(App and web page records)
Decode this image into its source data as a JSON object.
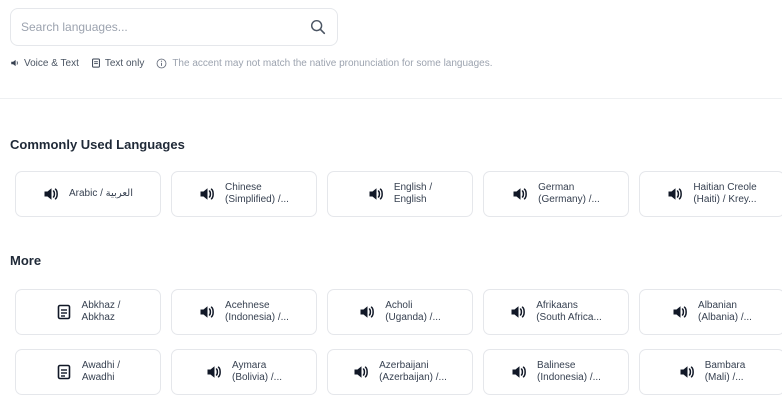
{
  "search": {
    "placeholder": "Search languages..."
  },
  "legend": {
    "voice_text": "Voice & Text",
    "text_only": "Text only",
    "note": "The accent may not match the native pronunciation for some languages."
  },
  "sections": {
    "common_title": "Commonly Used Languages",
    "more_title": "More"
  },
  "common_languages": [
    {
      "label": "Arabic / العربية",
      "icon": "speaker-icon"
    },
    {
      "label": "Chinese\n(Simplified) /...",
      "icon": "speaker-icon"
    },
    {
      "label": "English /\nEnglish",
      "icon": "speaker-icon"
    },
    {
      "label": "German\n(Germany) /...",
      "icon": "speaker-icon"
    },
    {
      "label": "Haitian Creole\n(Haiti) / Krey...",
      "icon": "speaker-icon"
    }
  ],
  "more_languages_row1": [
    {
      "label": "Abkhaz /\nAbkhaz",
      "icon": "document-icon"
    },
    {
      "label": "Acehnese\n(Indonesia) /...",
      "icon": "speaker-icon"
    },
    {
      "label": "Acholi\n(Uganda) /...",
      "icon": "speaker-icon"
    },
    {
      "label": "Afrikaans\n(South Africa...",
      "icon": "speaker-icon"
    },
    {
      "label": "Albanian\n(Albania) /...",
      "icon": "speaker-icon"
    }
  ],
  "more_languages_row2": [
    {
      "label": "Awadhi /\nAwadhi",
      "icon": "document-icon"
    },
    {
      "label": "Aymara\n(Bolivia) /...",
      "icon": "speaker-icon"
    },
    {
      "label": "Azerbaijani\n(Azerbaijan) /...",
      "icon": "speaker-icon"
    },
    {
      "label": "Balinese\n(Indonesia) /...",
      "icon": "speaker-icon"
    },
    {
      "label": "Bambara\n(Mali) /...",
      "icon": "speaker-icon"
    }
  ]
}
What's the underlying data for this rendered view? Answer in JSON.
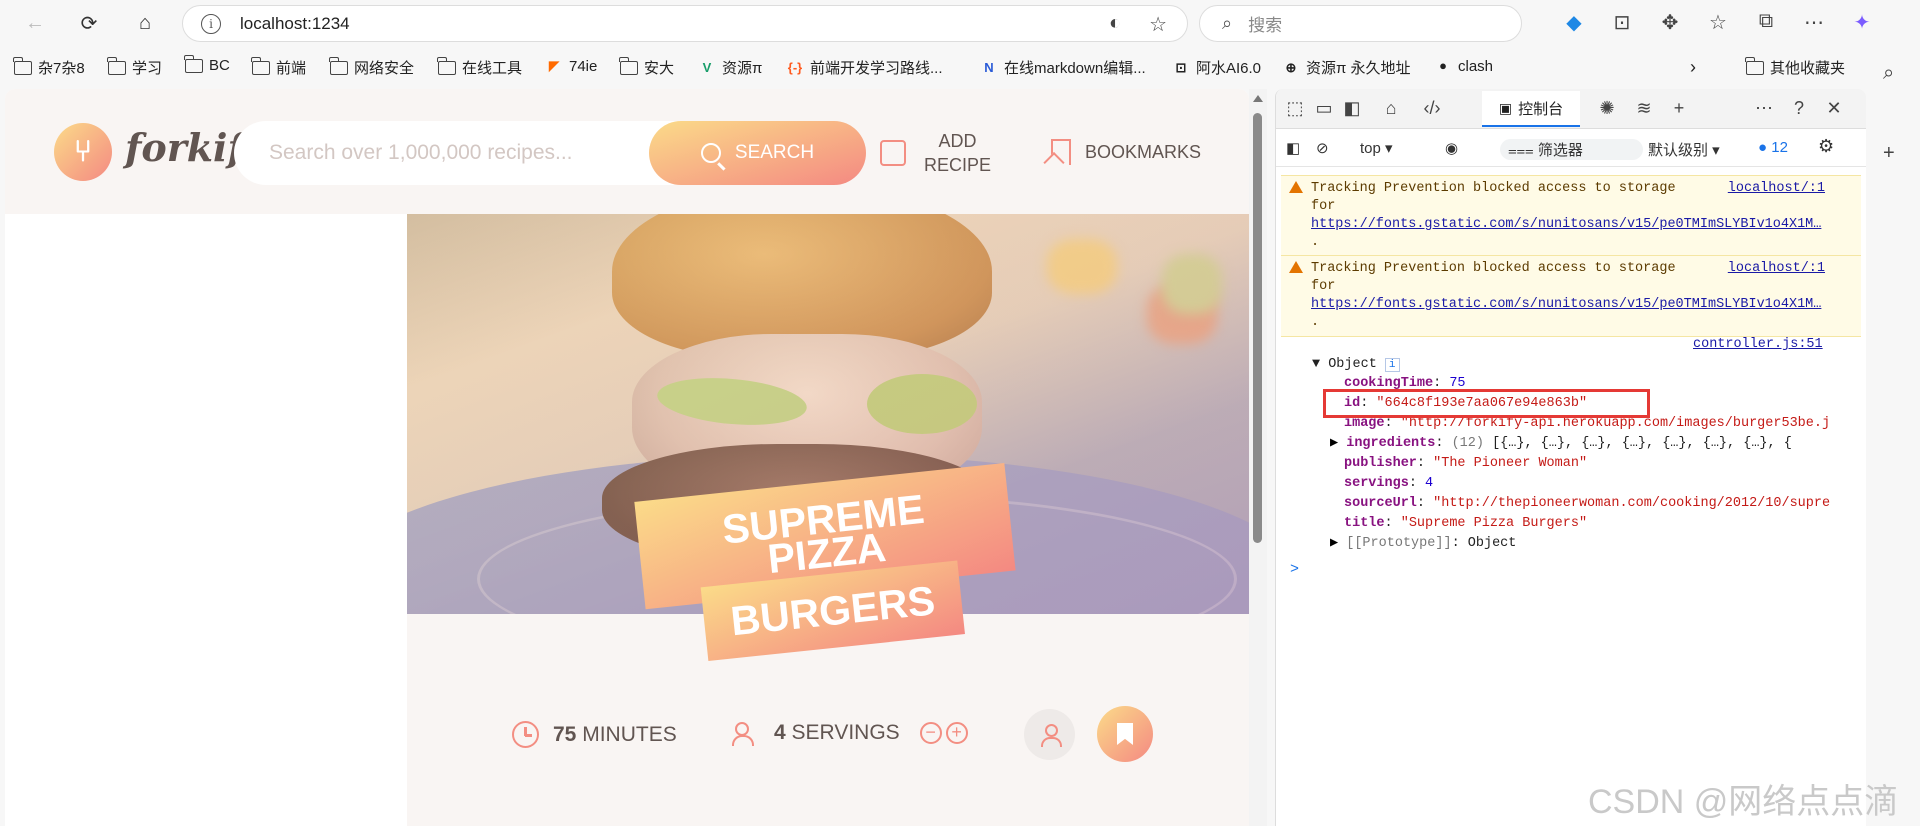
{
  "browser": {
    "url": "localhost:1234",
    "search_placeholder": "搜索",
    "bookmarks": [
      "杂7杂8",
      "学习",
      "BC",
      "前端",
      "网络安全",
      "在线工具",
      "74ie",
      "安大",
      "资源π",
      "前端开发学习路线...",
      "在线markdown编辑...",
      "阿水AI6.0",
      "资源π 永久地址",
      "clash",
      "其他收藏夹"
    ]
  },
  "app": {
    "logo": "forkify",
    "search_placeholder": "Search over 1,000,000 recipes...",
    "search_button": "SEARCH",
    "add_recipe_line1": "ADD",
    "add_recipe_line2": "RECIPE",
    "bookmarks_label": "BOOKMARKS",
    "recipe": {
      "title_line1": "SUPREME PIZZA",
      "title_line2": "BURGERS",
      "minutes_value": "75",
      "minutes_label": "MINUTES",
      "servings_value": "4",
      "servings_label": "SERVINGS"
    }
  },
  "devtools": {
    "console_tab": "控制台",
    "context": "top",
    "filter": "筛选器",
    "level": "默认级别",
    "issue_count": "12",
    "messages": [
      {
        "text": "Tracking Prevention blocked access to storage",
        "for": "for",
        "link": "https://fonts.gstatic.com/s/nunitosans/v15/pe0TMImSLYBIv1o4X1M…",
        "dot": ".",
        "source": "localhost/:1"
      },
      {
        "text": "Tracking Prevention blocked access to storage",
        "for": "for",
        "link": "https://fonts.gstatic.com/s/nunitosans/v15/pe0TMImSLYBIv1o4X1M…",
        "dot": ".",
        "source": "localhost/:1"
      }
    ],
    "log_source": "controller.js:51",
    "object_label": "Object",
    "object_badge": "i",
    "props": {
      "cookingTime_key": "cookingTime",
      "cookingTime_val": "75",
      "id_key": "id",
      "id_val": "\"664c8f193e7aa067e94e863b\"",
      "image_key": "image",
      "image_val": "\"http://forkify-api.herokuapp.com/images/burger53be.j",
      "ingredients_key": "ingredients",
      "ingredients_count": "(12)",
      "ingredients_val": "[{…}, {…}, {…}, {…}, {…}, {…}, {…}, {",
      "publisher_key": "publisher",
      "publisher_val": "\"The Pioneer Woman\"",
      "servings_key": "servings",
      "servings_val": "4",
      "sourceUrl_key": "sourceUrl",
      "sourceUrl_val": "\"http://thepioneerwoman.com/cooking/2012/10/supre",
      "title_key": "title",
      "title_val": "\"Supreme Pizza Burgers\"",
      "prototype_key": "[[Prototype]]",
      "prototype_val": "Object"
    },
    "prompt": ">"
  },
  "watermark": "CSDN @网络点点滴"
}
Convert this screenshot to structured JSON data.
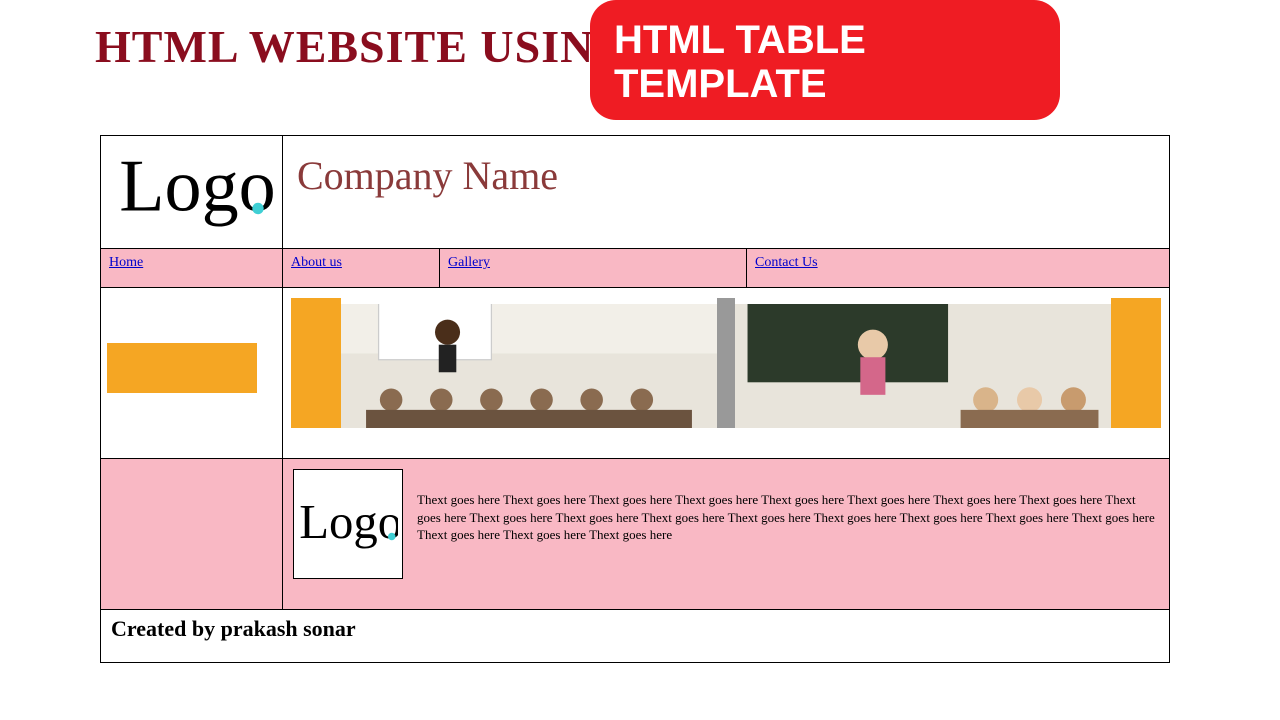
{
  "heading": "HTML WEBSITE  USING",
  "badge": {
    "line1": "HTML TABLE",
    "line2": " TEMPLATE"
  },
  "header": {
    "logo_label": "Logo.",
    "company_name": "Company Name"
  },
  "nav": {
    "home": "Home",
    "about": "About us",
    "gallery": "Gallery",
    "contact": "Contact Us"
  },
  "content": {
    "logo_label": "Logo.",
    "body": "Thext goes here Thext goes here Thext goes here Thext goes here Thext goes here Thext goes here Thext goes here Thext goes here Thext goes here Thext goes here Thext goes here Thext goes here Thext goes here Thext goes here Thext goes here Thext goes here Thext goes here Thext goes here Thext goes here Thext goes here"
  },
  "footer": "Created by prakash sonar"
}
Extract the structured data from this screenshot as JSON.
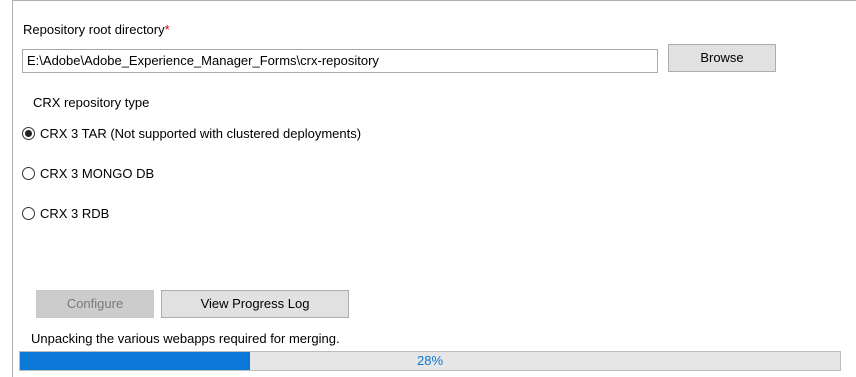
{
  "repository": {
    "label": "Repository root directory",
    "required_marker": "*",
    "path_value": "E:\\Adobe\\Adobe_Experience_Manager_Forms\\crx-repository",
    "browse_label": "Browse"
  },
  "repo_type": {
    "label": "CRX repository type",
    "options": [
      {
        "label": "CRX 3 TAR (Not supported with clustered deployments)",
        "selected": true
      },
      {
        "label": "CRX 3 MONGO DB",
        "selected": false
      },
      {
        "label": "CRX 3 RDB",
        "selected": false
      }
    ]
  },
  "actions": {
    "configure_label": "Configure",
    "configure_enabled": false,
    "view_log_label": "View Progress Log"
  },
  "progress": {
    "status_text": "Unpacking the various webapps required for merging.",
    "percent": 28,
    "percent_text": "28%",
    "fill_color": "#0b78d7",
    "text_color": "#0b78d7"
  },
  "colors": {
    "required_marker": "#d40000"
  }
}
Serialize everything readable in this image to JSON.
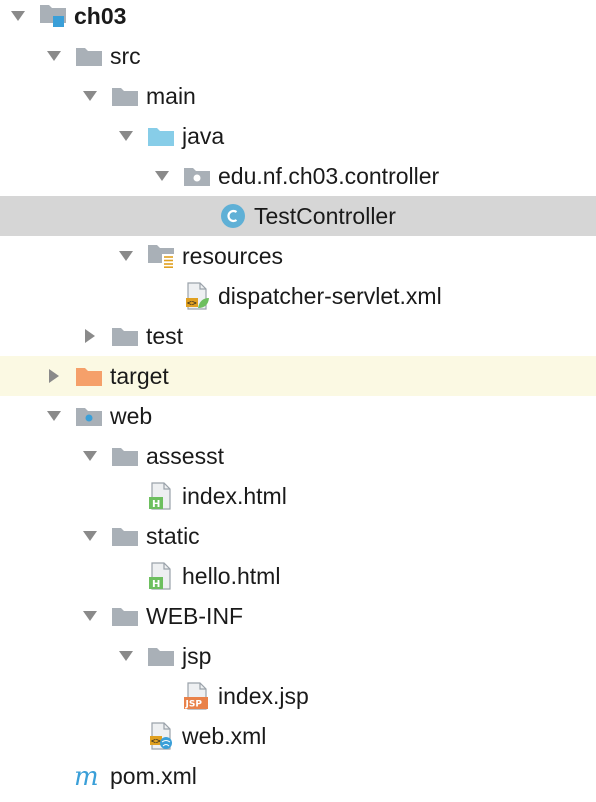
{
  "colors": {
    "folder": "#a9b0b7",
    "source_folder": "#87cde8",
    "excluded_folder": "#f5a06a",
    "selected_row": "#d6d6d6",
    "highlight_row": "#fbf9e3",
    "class_icon": "#5fb0d6",
    "html_badge": "#6dbf5f",
    "jsp_badge": "#e9824a"
  },
  "tree": [
    {
      "label": "ch03",
      "depth": 0,
      "expanded": true,
      "icon": "module-icon",
      "bold": true
    },
    {
      "label": "src",
      "depth": 1,
      "expanded": true,
      "icon": "folder-icon"
    },
    {
      "label": "main",
      "depth": 2,
      "expanded": true,
      "icon": "folder-icon"
    },
    {
      "label": "java",
      "depth": 3,
      "expanded": true,
      "icon": "source-folder-icon"
    },
    {
      "label": "edu.nf.ch03.controller",
      "depth": 4,
      "expanded": true,
      "icon": "package-icon"
    },
    {
      "label": "TestController",
      "depth": 5,
      "icon": "class-icon",
      "selected": true
    },
    {
      "label": "resources",
      "depth": 3,
      "expanded": true,
      "icon": "resources-folder-icon"
    },
    {
      "label": "dispatcher-servlet.xml",
      "depth": 4,
      "icon": "spring-xml-icon"
    },
    {
      "label": "test",
      "depth": 2,
      "expanded": false,
      "icon": "folder-icon"
    },
    {
      "label": "target",
      "depth": 1,
      "expanded": false,
      "icon": "excluded-folder-icon",
      "highlight": true
    },
    {
      "label": "web",
      "depth": 1,
      "expanded": true,
      "icon": "web-folder-icon"
    },
    {
      "label": "assesst",
      "depth": 2,
      "expanded": true,
      "icon": "folder-icon"
    },
    {
      "label": "index.html",
      "depth": 3,
      "icon": "html-file-icon"
    },
    {
      "label": "static",
      "depth": 2,
      "expanded": true,
      "icon": "folder-icon"
    },
    {
      "label": "hello.html",
      "depth": 3,
      "icon": "html-file-icon"
    },
    {
      "label": "WEB-INF",
      "depth": 2,
      "expanded": true,
      "icon": "folder-icon"
    },
    {
      "label": "jsp",
      "depth": 3,
      "expanded": true,
      "icon": "folder-icon"
    },
    {
      "label": "index.jsp",
      "depth": 4,
      "icon": "jsp-file-icon"
    },
    {
      "label": "web.xml",
      "depth": 3,
      "icon": "web-xml-icon"
    },
    {
      "label": "pom.xml",
      "depth": 1,
      "icon": "maven-icon"
    }
  ]
}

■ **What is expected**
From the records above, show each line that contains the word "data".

■ **Solution for this problem**
Decode this image into its source data as a JSON object.
What's the underlying data for this rendered view? Answer in JSON.
Convert this screenshot to structured JSON data.
Extract the structured data from this screenshot as JSON.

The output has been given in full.